In non experimental social science, the subject cannot be studied under the holy grail of scientific experimentation: complete control over the conditions and completely random selection of test and control subjects. Very little of the quasi experimental technique and protocols can be used, either. The only approach left is to use the best substitutes for accuracy, control and comparison that are available.
As an example, if a major disaster destroys the economy of a city, as with the impact of Hurricane Katrina on New Orleans, and the surviving original residents have made a permanent diaspora from the area, then it is difficult to survey their evidence of the pre-existing economic conditions with those of the newcomers who have settled into the area. The original residents had generational businesses that were built and maintained on historical and cultural bases that existed for centuries. The newcomers arrived with better opportunity, but with no customer base and no track record of success that applied to the New Orleans community. As a result, many logical fallacies can apply.
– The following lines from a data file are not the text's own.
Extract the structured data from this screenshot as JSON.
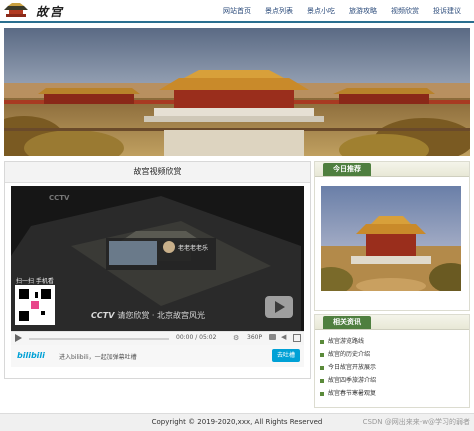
{
  "header": {
    "site_title": "故宫",
    "nav": [
      "网站首页",
      "景点列表",
      "景点小吃",
      "旅游攻略",
      "视频欣赏",
      "投诉建议"
    ]
  },
  "video_section": {
    "title": "故宫视频欣赏",
    "player": {
      "channel_mark": "CCTV",
      "qr_caption": "扫一扫 手机看",
      "uploader_name": "老老老老乐",
      "caption_cctv": "CCTV",
      "caption_text": "请您欣赏 · 北京故宫风光",
      "time": "00:00 / 05:02",
      "quality": "360P"
    },
    "bili": {
      "logo": "bilibili",
      "prompt": "进入bilibili，一起加弹幕吐槽",
      "button": "去吐槽"
    }
  },
  "sidebar": {
    "recommend_title": "今日推荐",
    "related_title": "相关资讯",
    "links": [
      "故宫游览路线",
      "故宫的历史介绍",
      "今日故宫开放展示",
      "故宫四季旅游介绍",
      "故宫春节寒暑观复"
    ]
  },
  "footer": {
    "copyright": "Copyright © 2019-2020,xxx, All Rights Reserved",
    "watermark": "CSDN @网出来来-w@学习的弱者"
  },
  "colors": {
    "accent": "#2b6f8f",
    "sidebar_tab": "#4f7f3f",
    "nav_text": "#2a4a7a",
    "bili_button": "#00a1d6"
  }
}
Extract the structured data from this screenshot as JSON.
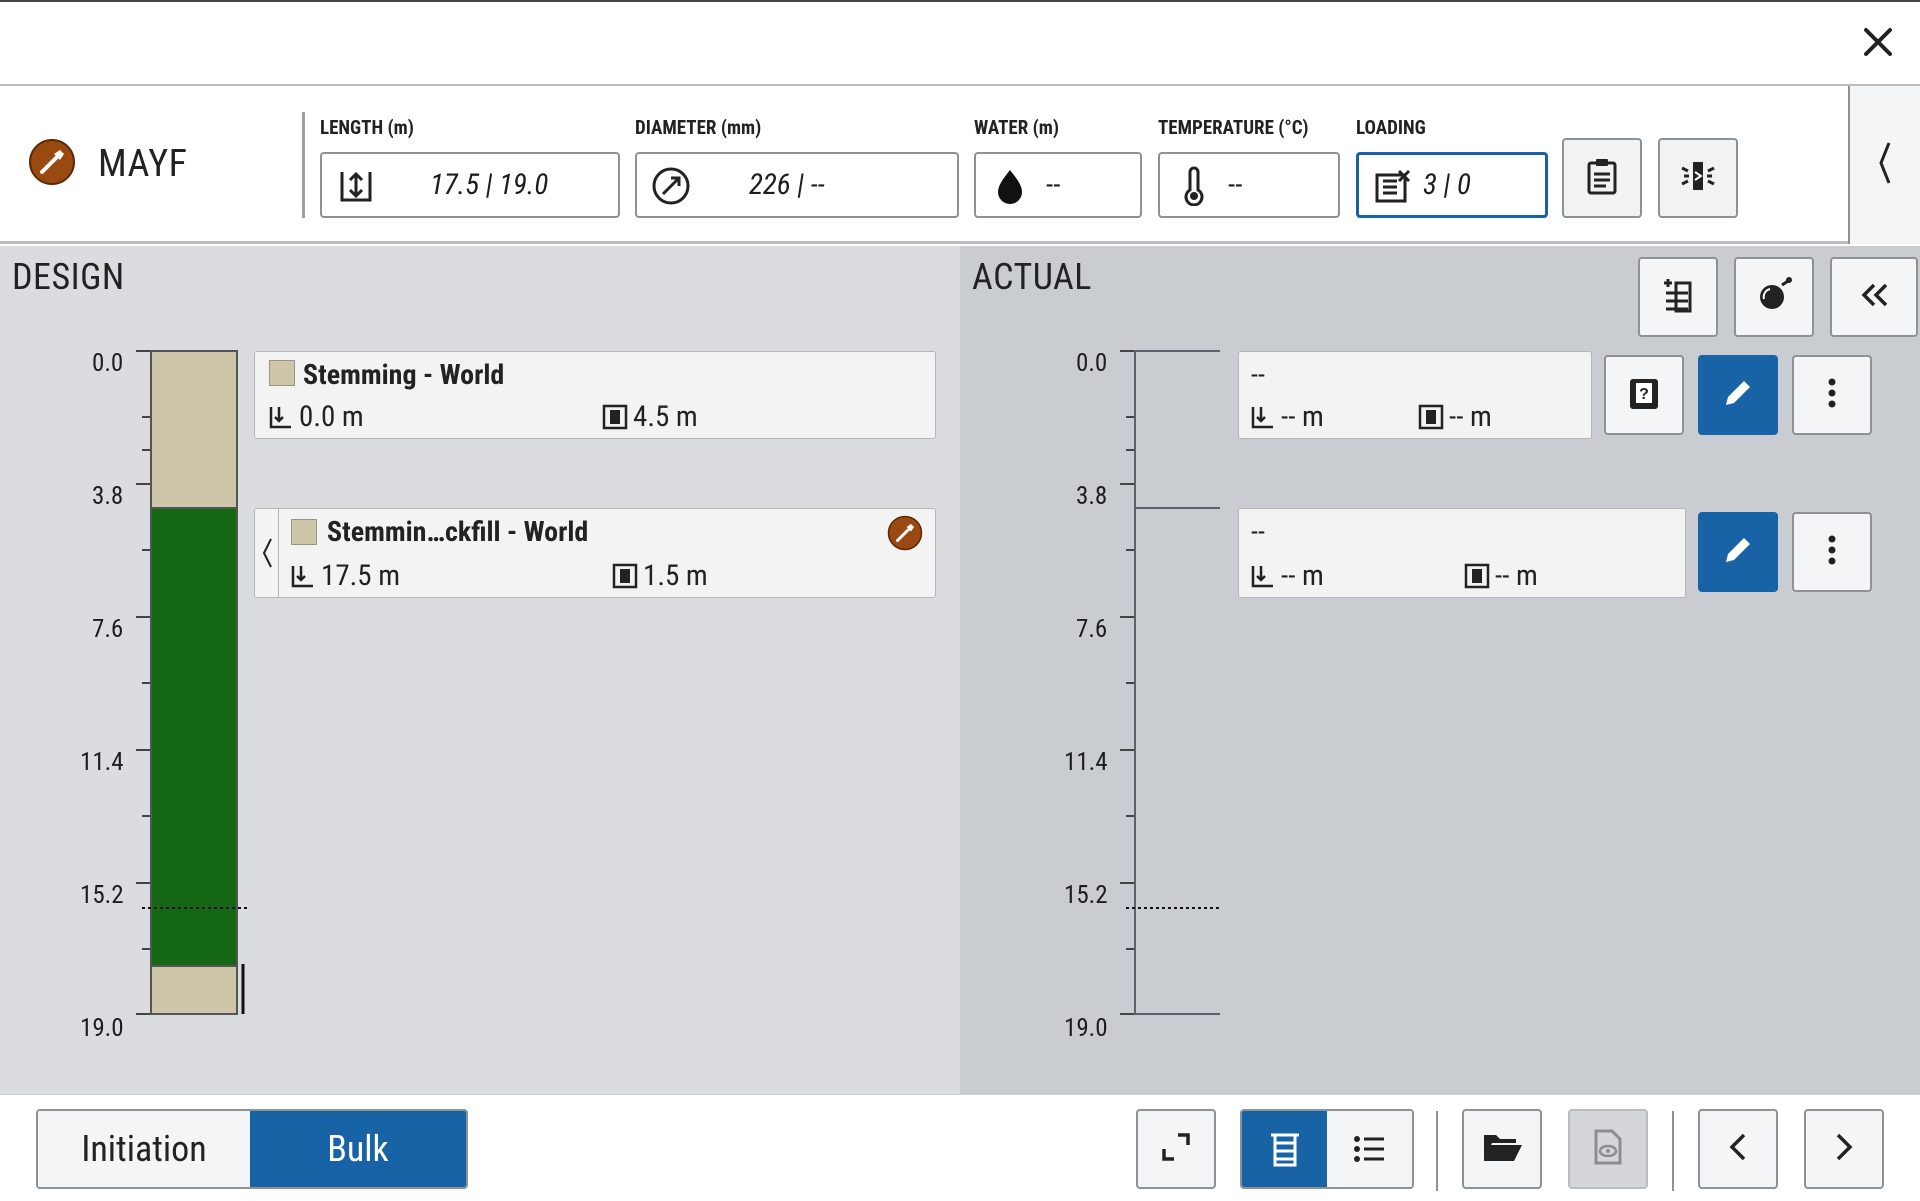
{
  "topbar": {
    "close_icon": "close-icon"
  },
  "header": {
    "hole_name": "MAYF",
    "length": {
      "caption": "LENGTH (m)",
      "value": "17.5 | 19.0"
    },
    "diameter": {
      "caption": "DIAMETER (mm)",
      "value": "226 | --"
    },
    "water": {
      "caption": "WATER (m)",
      "value": "--"
    },
    "temperature": {
      "caption": "TEMPERATURE (°C)",
      "value": "--"
    },
    "loading": {
      "caption": "LOADING",
      "value": "3 | 0"
    }
  },
  "design": {
    "title": "DESIGN",
    "axis_ticks": [
      "0.0",
      "3.8",
      "7.6",
      "11.4",
      "15.2",
      "19.0"
    ],
    "decks": [
      {
        "name": "Stemming - World",
        "top": "0.0 m",
        "length": "4.5 m"
      },
      {
        "name": "Stemmin…ckfill - World",
        "top": "17.5 m",
        "length": "1.5 m"
      }
    ],
    "colors": {
      "stemming": "#cec6a9",
      "explosive": "#146814"
    }
  },
  "actual": {
    "title": "ACTUAL",
    "axis_ticks": [
      "0.0",
      "3.8",
      "7.6",
      "11.4",
      "15.2",
      "19.0"
    ],
    "decks": [
      {
        "name": "--",
        "top": "-- m",
        "length": "-- m"
      },
      {
        "name": "--",
        "top": "-- m",
        "length": "-- m"
      }
    ]
  },
  "bottom": {
    "tabs": [
      {
        "label": "Initiation",
        "selected": false
      },
      {
        "label": "Bulk",
        "selected": true
      }
    ]
  },
  "colors": {
    "accent": "#1763a6",
    "design_bg": "#dadcdf",
    "actual_bg": "#c9ccd1",
    "brown_badge": "#9a4a10"
  }
}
The first is the “apples to oranges” pitfall, where faulty comparisons are more than likely to be made. If the population of newcomers is predominantly White, then comparing their economic conditions to those that were experienced by the predominantly Black community will lead to inaccurate results. If the newcomers have never lived in New Orleans, then comparing their economic conditions with long term residents will be flawed because of the completely different backgrounds and knowledge bases of the two groups.
When there is a complicated program that has many components and the participants answer survey questions that give first person detail about successes and failures of the program, there are enormous pitfalls that are based in logical fallacy!
The first logical fallacy challenge in the survey method of non experiment is in constructing the actual survey questions. The entire survey can be biased with questions that are limited in scope and which do not offer the opportunity to add comments or statements. The sample can be biased by being too small, by including staff and others who would benefit financially from the program, and by eliminating critical participants from the sample.
The second logical fallacy challenge lies in establishing quantitative values. Where would the numeric line be identified and drawn for absolute success or failure in a complex program that has several components, some of which might be highly successful and others which may have failed? Faulty quantification is the greatest challenge to the legitimacy of a social non experiment.
The third logical fallacy lies in the construction of hypothesis, cause and effect, and prediction that is based on anecdotal, unverifiable, and non quantifiable evidence. This is the pitfall of using subjective means to make evaluations, to categorize observations, and to identify phenomena.
Many logical fallacies are the result of either linguistic poverty or linguistic savvy. A challenge to an existing definition, accompanied by a new definition can become so convoluted and eventually inarticulate that the attempt to improve the language becomes a distraction and a failure. The new definition must be communicable, correct, well explained, and verifiable in its accuracy as a defining entity. In other areas, overuse of language can conceal just about anything, especially when we consider that complicated and obscure terminology can conceal more than it reveals. In other ways, poor organization and presentation can obscure some very solid material, as embellishment, rambling, digressions, and failure to write in clear, straight forward language distracts a reader to the point of abandoning attempts to understand the material.
In using excessive language, there also may be a pressure to commit logical fallacies in the form of focusing on the use of such language, rather than providing the best content. This constitutes a form of appeal to authority.
The final logical fallacy lies in the definition of terms, observations, categories and all other aspects of the experiment. When there is unclear understanding of the concepts and terminology, or when there is disagreement, flaw, or bias in any aspect of the experiment, then the legitimacy of the experiment can be challenged on a variety of levels and in a variety of ways, including using fallacy laden argument to attack the experiment and its claimed results.
The most powerful tools for the sociologist who is forced to use the non experimental method lie in a comprehensive understanding of the logical fallacies, or errors in cognitive thinking, and how they can be avoided to prevent flawed design, execution, interpretation and reporting of results.
A Good Resource For Understanding Logical Fallacies